(Difference between revisions)
|(15 intermediate revisions by 9 users not shown)|
(also spelled '''Helkar''' ) was a great tower, raised by the [[ Valar]] (some traditions say by [[ Melkor]] ) to house the northern of the [ [Two Lamps]], [[ Illuin]] . It was placed in the north of [[Middle-earth]], and together with the southern lamp [[ Olmar]] , lit up all of [[ Arda]]. |+|
'''Helcar''' '''Helkar''' [][] , [] was the of the [] [].
| || |
|−|Helcar was destroyed by Melkor, and collapsed. This ruined a great part of Middle-earth and formed the inland [[ Sea of Helcar]]. |+|
was a great of Middle-earththe [[of ]].
| || |
|−|In earlier versions of the [[ Legendarium]], Helcar was made by Melkor out of ice, a substance not yet known to the Valar. The heat of Illuin then melted the tower , and the meltwater formed the Sea of Helcar. |+|
of the [], , the . The of Illuinthe tower and the the of .
Revision as of 08:12, 26 February 2013
In an early conception of the legendarium, Helcar or Helkar (Q, pron.

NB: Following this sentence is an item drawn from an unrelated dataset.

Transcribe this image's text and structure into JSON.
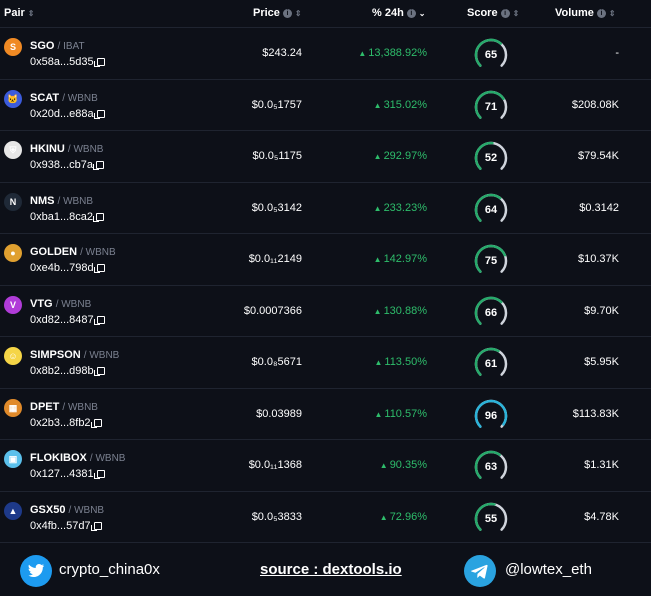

N [ˈhelkar], V [ˈxelkar]) was one of the two towers that held one of the Two Lamps created to light Middle-earth.
Helkar was a great tower, raised by Melko to house the southern of the Two Lamps fashioned by Aulë to illuminate Middle-earth. The tower was extremely tall, rising to the stars, and shone like pale blue crystal. Melko claimed that Helkar and its northern twin Ringil were made of a strong, imperishable substance that he had devised; in reality he lied for they were made of ice (a material unknown to the other Valar). When Aulë's lamps were placed upon them (silver in the north and gold in the south) the ice melted and caused great floods to pour into the seas.
Christopher Tolkien noted that the story of the Lamps in its early stage was very different from the published Silmarillion. It is Melko, not Aulë, who built the two towers. The name "Helkar" disappeared as the name for the southern tower; eventually the Sea of Helcar would be the body of water formed at the roots of Illuin, the northern tower and lamp. The only remaining influence from the older version of the story was that the fall of the towers created inland seas, a vestige of the notion that the towers had been made of ice that melted.
- ↑ J.R.R. Tolkien, Christopher Tolkien (ed.), The Book of Lost Tales Part One, "The Coming of the Valar and the Building of Valinor", pp. 69-70
- ↑ J.R.R. Tolkien, Christopher Tolkien (ed.), The Book of Lost Tales Part One, "The Coming of the Valar and the Building of Valinor": "Notes and Commentary", p. 87